As +Crisp noted, a lower-capacity SSD is your best bet, but I'm confused, exactly, about what kind of system you have and what you are trying to do with it, since you mentioned laptop drives (for notebook computers, obviously, but used in desktop and SFF PCs these days as well), battery life (traditionally associated with notebooks) and desktop performance (which implies, well, a desktop).

I am not exactly sure what you consider wallet-busting (over $100?) as you increase in capacity, the price per GB drops dramatically. As an example, I just looked at the pricing for the least expensive drive in each capacity on Newegg, and here's what I came up with today:

60GB	  (1×N)		 $69.99	        $1.17/GB
120GB	  (2×N)		 $89.99         $0.75/GB
240GB	  (4×N)		 $169.99	$0.70/GB
960GB	  (16×N)         $599.99	$0.62/GB			
While you might not want to go with the least expensive model, and you probably don't want to go with the highest capacity, either, it does give you an idea of the relative value.

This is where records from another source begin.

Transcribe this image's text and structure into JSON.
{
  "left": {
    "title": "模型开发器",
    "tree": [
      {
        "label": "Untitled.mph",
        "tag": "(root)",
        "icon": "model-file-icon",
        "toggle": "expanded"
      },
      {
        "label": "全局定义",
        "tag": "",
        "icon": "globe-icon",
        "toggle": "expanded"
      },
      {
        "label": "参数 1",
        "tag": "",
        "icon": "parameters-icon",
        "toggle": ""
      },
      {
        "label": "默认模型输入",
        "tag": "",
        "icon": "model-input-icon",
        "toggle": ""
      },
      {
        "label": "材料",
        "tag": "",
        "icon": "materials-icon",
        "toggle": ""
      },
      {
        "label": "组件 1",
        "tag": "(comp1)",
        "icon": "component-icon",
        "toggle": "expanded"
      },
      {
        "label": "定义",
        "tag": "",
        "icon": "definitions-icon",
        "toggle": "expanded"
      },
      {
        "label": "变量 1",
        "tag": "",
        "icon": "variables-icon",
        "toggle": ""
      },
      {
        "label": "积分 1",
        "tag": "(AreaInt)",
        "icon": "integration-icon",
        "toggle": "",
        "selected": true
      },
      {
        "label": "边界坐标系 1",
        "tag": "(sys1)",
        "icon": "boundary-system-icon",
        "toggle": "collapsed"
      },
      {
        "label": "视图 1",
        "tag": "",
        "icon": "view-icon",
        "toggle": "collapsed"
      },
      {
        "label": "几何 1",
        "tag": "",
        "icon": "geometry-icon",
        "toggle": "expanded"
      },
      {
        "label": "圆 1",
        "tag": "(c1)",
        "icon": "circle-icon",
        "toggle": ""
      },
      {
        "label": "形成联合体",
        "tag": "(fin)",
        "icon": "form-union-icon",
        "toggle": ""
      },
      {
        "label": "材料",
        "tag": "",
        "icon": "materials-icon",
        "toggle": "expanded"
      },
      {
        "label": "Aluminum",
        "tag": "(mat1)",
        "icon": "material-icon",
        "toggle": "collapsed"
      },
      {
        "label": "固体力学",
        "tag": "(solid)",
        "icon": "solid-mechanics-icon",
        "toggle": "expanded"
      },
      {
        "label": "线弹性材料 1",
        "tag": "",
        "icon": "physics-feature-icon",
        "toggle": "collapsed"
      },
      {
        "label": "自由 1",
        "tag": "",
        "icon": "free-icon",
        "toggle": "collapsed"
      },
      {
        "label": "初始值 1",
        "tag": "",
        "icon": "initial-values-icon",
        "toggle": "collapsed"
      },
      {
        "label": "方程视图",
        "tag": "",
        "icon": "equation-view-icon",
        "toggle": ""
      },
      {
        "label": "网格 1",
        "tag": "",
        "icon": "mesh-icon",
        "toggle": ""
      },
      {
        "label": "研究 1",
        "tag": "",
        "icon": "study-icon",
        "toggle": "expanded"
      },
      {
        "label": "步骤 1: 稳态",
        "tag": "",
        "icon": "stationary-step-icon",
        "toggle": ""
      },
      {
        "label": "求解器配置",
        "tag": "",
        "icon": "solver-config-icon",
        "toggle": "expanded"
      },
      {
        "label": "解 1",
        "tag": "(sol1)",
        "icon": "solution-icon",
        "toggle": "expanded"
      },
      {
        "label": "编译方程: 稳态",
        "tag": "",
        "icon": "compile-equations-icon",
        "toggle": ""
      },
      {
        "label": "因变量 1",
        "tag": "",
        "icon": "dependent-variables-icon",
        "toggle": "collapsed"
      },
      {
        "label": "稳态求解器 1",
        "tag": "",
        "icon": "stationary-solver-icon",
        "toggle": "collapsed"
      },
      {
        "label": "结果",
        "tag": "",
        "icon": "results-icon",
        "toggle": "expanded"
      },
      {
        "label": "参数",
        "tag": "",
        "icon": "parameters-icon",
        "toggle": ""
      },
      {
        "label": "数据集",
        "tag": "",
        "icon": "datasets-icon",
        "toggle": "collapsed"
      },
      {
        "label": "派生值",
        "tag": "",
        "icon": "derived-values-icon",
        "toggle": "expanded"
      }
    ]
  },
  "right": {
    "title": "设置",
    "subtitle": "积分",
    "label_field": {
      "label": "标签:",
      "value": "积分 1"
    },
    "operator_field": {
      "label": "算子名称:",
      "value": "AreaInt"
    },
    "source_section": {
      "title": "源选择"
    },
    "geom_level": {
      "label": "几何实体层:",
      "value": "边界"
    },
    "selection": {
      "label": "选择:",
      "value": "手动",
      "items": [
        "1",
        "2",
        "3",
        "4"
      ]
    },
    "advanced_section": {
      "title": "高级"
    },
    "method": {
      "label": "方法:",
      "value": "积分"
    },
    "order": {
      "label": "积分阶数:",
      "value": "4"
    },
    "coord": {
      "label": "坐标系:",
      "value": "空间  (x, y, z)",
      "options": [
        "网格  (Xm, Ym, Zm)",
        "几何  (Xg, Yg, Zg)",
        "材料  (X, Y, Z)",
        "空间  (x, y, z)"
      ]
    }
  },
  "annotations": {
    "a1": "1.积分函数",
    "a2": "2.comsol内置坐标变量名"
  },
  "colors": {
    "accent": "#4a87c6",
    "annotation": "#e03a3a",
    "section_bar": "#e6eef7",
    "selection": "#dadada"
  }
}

These prices change over time, and usually in nice downward curve that favors you. If you are not planning on buying until 2014, though, I'd say wait until then to start looking at pricing. The marketplace is going to be completely different, then.


Aryeh Goretsky